I recently heard from a wife who wanted to know the guidelines for marital sex after an affair. Her husband had a short term affair and the two of them had been trying to work on their marriage. The husband had done everything that she had asked, but she needed time to process all of this and to heal. Understandably, she was still dealing with a lot of anger and confusion, although she acknowledged and appreciated all of the effort her husband was putting in.
And, while the couple were trying very hard and making some progress, they certainly weren’t home free yet. But, there was some physical contact and affection. And so the wife was wondering when was the appropriate time was to resume their sex life. Because it had become the big elephant in the room. She said in part “it’s as if neither of us wants to make the first move. I’m not sure I’m ready to have sex again but I know that he wants to. I don’t want him to feel as though I’m rejecting him, but I don’t want it to be a disaster either. I’m so afraid that it will be really bad or he won’t be turned on or I’ll just feel so awkward. How do I handle this?”

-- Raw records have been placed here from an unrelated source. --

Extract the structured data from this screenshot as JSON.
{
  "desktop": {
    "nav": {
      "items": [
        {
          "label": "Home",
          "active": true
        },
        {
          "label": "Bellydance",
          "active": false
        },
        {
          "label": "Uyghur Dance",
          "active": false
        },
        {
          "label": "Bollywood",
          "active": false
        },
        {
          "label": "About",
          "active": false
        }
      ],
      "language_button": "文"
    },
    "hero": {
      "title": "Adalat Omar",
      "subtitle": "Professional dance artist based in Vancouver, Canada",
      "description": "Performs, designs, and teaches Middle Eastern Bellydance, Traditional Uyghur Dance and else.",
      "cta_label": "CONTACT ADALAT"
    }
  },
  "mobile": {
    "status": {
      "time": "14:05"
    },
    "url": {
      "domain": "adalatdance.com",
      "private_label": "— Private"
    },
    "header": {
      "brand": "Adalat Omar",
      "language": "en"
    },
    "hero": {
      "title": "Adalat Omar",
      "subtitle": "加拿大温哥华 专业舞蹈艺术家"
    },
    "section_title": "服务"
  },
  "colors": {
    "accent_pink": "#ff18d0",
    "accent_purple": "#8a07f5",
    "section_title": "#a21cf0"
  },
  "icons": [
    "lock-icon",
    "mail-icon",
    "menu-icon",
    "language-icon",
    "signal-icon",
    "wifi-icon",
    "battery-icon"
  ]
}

Sex can be a huge sticking point after an affair. Because it’s a natural thing between two people who love another. But it can feel so tainted in this situation when you know that your partner has recently been doing it with someone else. It can be very difficult to separate the emotion feelings from the physical ones. And the timing can be so very important. I will discuss this more in the following article.
You Shouldn’t Rush Sex After An Affair: It’s very tempting to want to have sex in the hopes that doing so will make this all better sooner rather than later. The problem with this strategy though is that if it goes wrong or feels strange, people will sometimes take this to mean that the relationship can’t be saved or that the problems or insurmountable when this just may not be true.
Sometimes, the partner who had the affair will pressure the other to have sex because they believe that this physical connection will mean that they are on the road to being forgiven. Other times, the faithful spouse feels compelled to have sex because they want their spouse to know that they really are trying. But, neither of these are valid reasons to rush into something which might hurt more than it helps. The real key is being as honest about it as you can so that there are no misunderstandings. If you still aren’t ready, you can make it clear that you want to show your affection and your efforts in other ways, but this doesn’t mean that you’re rejecting, punishing, or holding out on your spouse.
When You Are Ready To Resume Sex After An Affair, You’ll Generally Know It: I often tell people that there’s really no set time to begin being intimate again. This really does depend upon the couple. Generally speaking, sexual desire and activity resumes once the faithful spouse begins to believe that the cheating spouse truly is remorseful about the affair and that the couple is well on their way back to being happy again.
The emotional usually comes first and the physical then follows. There’s no set time line for this process and you shouldn’t feel badly if you’re just not ready yet. Because generally speaking, you will know when the time is right. And it’s worth waiting until this point. It’s better to be sure and get a good result than to go ahead even when you have doubts and have it turn out to be disappointing.
Restoring Your Sexual Confidence After Your Spouse Has An Affair: I believe that one thing that makes this issue such a loaded one is that the affair can really harm the faithful spouse’s self esteem. The faithful spouse will generally imagine almost unrealistic sex between their spouse and the other person and they will wonder how they can possibly compete. And, they’ll wonder if their spouse still finds them attractive or has fallen out of love with them.
So, with all of these doubts, it can be very difficult to pretend to be confident sexually. That’s why I really do believe it’s important to address your sexual confidence if this is an issue for you. You deserve to feel confident and desired. Your spouses affair wasn’t your decision and it certainly wasn’t your fault. It’s not fair for you to continue to be hurt and harmed. So it only makes sense to do whatever is necessary to restore what has been lost. Make no apologies for getting what you need to live your best life without continuing to look back.
by Katie Lersch